- Entries shown
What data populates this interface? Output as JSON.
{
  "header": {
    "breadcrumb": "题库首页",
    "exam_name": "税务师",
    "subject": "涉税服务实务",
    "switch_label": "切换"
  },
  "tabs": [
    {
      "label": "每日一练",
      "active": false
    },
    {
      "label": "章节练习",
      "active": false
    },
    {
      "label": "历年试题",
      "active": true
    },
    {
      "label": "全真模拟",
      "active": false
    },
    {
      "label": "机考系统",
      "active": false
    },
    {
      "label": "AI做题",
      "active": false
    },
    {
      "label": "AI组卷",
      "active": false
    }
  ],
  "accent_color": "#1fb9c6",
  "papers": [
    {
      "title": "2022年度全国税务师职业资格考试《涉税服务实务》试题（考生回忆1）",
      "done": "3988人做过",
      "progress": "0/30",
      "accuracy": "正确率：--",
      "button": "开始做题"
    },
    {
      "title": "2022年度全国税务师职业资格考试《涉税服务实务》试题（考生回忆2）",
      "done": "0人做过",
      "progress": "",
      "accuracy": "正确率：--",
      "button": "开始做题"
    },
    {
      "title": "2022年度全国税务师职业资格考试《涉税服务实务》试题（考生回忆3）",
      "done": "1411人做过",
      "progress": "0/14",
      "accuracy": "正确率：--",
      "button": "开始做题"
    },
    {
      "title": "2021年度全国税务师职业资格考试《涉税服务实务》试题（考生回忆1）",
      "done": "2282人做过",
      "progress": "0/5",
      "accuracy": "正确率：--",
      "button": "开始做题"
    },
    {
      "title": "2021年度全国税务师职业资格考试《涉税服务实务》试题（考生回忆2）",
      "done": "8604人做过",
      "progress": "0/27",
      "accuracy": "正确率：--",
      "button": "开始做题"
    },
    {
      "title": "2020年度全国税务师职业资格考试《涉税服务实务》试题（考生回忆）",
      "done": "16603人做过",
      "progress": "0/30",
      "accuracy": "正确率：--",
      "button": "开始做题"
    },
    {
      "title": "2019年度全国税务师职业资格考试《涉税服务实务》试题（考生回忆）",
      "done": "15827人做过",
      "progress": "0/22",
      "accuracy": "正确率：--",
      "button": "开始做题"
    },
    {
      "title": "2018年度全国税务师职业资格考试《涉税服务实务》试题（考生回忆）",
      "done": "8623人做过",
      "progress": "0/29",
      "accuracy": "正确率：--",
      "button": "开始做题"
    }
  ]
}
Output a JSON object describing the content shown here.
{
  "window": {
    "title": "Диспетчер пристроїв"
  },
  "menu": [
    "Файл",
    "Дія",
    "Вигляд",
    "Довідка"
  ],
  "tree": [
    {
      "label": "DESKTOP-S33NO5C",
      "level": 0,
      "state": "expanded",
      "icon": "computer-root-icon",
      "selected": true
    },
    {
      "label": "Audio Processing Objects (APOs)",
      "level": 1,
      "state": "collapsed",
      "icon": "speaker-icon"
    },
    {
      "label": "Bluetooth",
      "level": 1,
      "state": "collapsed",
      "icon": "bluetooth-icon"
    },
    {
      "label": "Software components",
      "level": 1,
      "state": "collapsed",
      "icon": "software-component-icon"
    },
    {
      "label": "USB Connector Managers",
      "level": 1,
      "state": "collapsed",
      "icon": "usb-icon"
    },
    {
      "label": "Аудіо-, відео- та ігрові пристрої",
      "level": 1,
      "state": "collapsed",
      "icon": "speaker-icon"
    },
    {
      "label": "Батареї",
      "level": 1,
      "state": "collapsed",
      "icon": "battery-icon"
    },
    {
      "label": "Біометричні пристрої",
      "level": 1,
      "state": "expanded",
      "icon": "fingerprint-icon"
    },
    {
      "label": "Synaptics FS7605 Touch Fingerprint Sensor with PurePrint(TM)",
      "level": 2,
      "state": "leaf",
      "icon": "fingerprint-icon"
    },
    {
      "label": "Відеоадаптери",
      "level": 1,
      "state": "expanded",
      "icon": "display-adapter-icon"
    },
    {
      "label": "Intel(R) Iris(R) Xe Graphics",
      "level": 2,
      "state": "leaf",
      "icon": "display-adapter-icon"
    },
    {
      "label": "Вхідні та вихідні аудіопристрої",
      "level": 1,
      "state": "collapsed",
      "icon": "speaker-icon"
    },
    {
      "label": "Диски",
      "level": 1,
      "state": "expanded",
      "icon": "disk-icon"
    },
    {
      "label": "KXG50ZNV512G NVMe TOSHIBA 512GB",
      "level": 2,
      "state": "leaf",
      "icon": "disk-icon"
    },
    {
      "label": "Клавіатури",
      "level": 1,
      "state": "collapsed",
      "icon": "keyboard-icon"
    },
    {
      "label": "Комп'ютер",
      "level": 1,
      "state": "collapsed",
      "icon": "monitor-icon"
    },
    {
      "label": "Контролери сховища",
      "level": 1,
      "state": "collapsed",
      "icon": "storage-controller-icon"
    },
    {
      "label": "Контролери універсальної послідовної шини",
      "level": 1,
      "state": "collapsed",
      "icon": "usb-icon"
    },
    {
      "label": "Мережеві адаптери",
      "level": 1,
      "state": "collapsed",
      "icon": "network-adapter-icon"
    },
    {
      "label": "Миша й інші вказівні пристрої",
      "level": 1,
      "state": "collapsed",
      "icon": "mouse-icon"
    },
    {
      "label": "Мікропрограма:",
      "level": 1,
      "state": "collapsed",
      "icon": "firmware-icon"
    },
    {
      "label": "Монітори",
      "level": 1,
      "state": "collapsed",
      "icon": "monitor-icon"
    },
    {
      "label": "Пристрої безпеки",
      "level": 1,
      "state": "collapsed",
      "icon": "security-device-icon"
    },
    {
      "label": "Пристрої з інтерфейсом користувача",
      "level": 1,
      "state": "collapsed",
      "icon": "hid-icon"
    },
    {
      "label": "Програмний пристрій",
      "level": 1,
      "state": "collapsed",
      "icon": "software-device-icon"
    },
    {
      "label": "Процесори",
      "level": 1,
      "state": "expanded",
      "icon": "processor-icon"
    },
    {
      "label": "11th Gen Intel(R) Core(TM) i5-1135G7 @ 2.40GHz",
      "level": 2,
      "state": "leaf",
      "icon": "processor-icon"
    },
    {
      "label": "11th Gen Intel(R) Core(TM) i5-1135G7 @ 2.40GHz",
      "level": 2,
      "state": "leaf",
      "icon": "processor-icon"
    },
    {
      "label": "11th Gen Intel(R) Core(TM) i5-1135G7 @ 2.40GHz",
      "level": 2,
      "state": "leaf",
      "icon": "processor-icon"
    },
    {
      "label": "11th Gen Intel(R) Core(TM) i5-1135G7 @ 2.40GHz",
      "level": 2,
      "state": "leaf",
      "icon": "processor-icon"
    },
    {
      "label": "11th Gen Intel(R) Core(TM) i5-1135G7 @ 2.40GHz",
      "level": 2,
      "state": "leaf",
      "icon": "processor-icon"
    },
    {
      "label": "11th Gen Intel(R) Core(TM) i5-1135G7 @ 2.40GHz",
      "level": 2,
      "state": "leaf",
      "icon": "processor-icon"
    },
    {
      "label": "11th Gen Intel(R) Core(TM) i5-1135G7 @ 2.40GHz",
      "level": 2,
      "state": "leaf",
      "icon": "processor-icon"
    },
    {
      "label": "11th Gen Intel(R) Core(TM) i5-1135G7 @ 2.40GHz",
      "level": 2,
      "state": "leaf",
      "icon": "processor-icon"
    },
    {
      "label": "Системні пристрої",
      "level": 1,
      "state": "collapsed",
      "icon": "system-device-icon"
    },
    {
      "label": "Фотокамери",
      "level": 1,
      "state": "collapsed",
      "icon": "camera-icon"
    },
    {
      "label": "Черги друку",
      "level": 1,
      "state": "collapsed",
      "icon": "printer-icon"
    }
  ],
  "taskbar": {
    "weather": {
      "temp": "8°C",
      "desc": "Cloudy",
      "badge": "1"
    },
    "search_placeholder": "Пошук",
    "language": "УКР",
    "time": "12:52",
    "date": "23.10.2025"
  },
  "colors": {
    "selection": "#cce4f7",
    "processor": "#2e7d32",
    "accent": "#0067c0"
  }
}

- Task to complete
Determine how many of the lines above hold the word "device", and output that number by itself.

- Solution for this exercise
3